Segment Open

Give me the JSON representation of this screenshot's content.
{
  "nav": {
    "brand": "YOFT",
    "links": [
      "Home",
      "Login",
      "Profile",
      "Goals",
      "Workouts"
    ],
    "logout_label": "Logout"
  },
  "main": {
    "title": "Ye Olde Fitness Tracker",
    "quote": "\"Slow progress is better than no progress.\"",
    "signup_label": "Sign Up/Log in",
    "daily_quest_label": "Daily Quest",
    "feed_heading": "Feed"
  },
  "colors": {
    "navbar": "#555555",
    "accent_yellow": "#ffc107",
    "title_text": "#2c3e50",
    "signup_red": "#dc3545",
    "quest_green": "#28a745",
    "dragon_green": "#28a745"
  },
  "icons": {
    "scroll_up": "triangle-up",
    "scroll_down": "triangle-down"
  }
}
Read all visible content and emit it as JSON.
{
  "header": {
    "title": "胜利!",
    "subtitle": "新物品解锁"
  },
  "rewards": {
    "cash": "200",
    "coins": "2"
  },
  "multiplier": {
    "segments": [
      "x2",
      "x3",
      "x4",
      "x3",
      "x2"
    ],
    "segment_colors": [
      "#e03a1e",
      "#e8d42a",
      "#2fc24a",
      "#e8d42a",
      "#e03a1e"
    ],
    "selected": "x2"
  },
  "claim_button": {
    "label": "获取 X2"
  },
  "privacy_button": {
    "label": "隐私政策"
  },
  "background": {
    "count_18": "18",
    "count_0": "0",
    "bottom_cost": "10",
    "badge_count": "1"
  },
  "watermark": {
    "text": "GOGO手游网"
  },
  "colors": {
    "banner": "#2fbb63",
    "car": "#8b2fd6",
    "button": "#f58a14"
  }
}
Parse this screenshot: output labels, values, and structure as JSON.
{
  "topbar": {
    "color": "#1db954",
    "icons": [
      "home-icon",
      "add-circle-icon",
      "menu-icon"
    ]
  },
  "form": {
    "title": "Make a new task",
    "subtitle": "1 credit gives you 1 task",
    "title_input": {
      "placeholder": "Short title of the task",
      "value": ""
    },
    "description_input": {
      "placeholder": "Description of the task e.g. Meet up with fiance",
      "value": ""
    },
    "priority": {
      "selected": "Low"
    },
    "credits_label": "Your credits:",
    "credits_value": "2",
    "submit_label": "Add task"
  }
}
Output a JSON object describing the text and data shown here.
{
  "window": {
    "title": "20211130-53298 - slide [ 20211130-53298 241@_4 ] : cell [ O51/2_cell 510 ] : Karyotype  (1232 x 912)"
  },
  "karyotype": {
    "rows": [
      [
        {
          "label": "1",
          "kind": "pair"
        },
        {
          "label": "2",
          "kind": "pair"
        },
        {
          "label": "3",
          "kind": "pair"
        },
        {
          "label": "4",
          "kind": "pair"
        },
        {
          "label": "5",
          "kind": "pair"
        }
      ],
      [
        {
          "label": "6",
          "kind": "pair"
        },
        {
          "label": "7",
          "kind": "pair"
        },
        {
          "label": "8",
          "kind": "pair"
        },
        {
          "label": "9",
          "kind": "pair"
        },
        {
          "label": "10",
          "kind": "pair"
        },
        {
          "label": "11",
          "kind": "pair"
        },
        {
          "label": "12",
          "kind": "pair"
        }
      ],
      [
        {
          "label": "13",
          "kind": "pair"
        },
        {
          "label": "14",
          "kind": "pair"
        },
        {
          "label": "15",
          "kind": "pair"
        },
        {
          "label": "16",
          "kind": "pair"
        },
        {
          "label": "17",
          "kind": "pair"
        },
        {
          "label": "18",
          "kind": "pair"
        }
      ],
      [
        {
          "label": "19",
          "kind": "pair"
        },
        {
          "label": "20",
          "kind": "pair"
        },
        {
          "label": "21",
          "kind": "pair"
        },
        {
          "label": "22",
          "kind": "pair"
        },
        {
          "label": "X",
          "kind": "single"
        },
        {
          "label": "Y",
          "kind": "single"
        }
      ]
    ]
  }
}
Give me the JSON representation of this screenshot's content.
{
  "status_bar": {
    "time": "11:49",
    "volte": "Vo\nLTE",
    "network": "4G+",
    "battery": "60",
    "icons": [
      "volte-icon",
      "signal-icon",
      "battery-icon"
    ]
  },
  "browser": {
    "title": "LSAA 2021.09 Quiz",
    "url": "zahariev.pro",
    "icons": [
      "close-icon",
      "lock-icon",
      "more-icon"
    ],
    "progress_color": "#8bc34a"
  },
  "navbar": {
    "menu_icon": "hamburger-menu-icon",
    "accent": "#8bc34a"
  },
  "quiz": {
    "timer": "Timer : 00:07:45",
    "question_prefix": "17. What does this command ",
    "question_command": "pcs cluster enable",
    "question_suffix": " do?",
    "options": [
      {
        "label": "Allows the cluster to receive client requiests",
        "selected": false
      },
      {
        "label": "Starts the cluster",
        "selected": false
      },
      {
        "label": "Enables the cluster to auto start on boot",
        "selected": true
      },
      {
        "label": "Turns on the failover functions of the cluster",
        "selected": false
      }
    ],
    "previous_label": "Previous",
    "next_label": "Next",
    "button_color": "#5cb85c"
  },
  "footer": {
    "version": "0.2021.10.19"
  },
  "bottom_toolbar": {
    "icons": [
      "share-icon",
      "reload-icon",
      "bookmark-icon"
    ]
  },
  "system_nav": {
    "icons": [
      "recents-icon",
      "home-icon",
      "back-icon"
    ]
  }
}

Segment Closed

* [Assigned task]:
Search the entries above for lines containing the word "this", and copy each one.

* [Problem solution]:
Give me the JSON representation of this screenshot's content.
Parse this screenshot: output labels, values, and structure as JSON.
Give me the JSON representation of this screenshot's content.
    "question_prefix": "17. What does this command ",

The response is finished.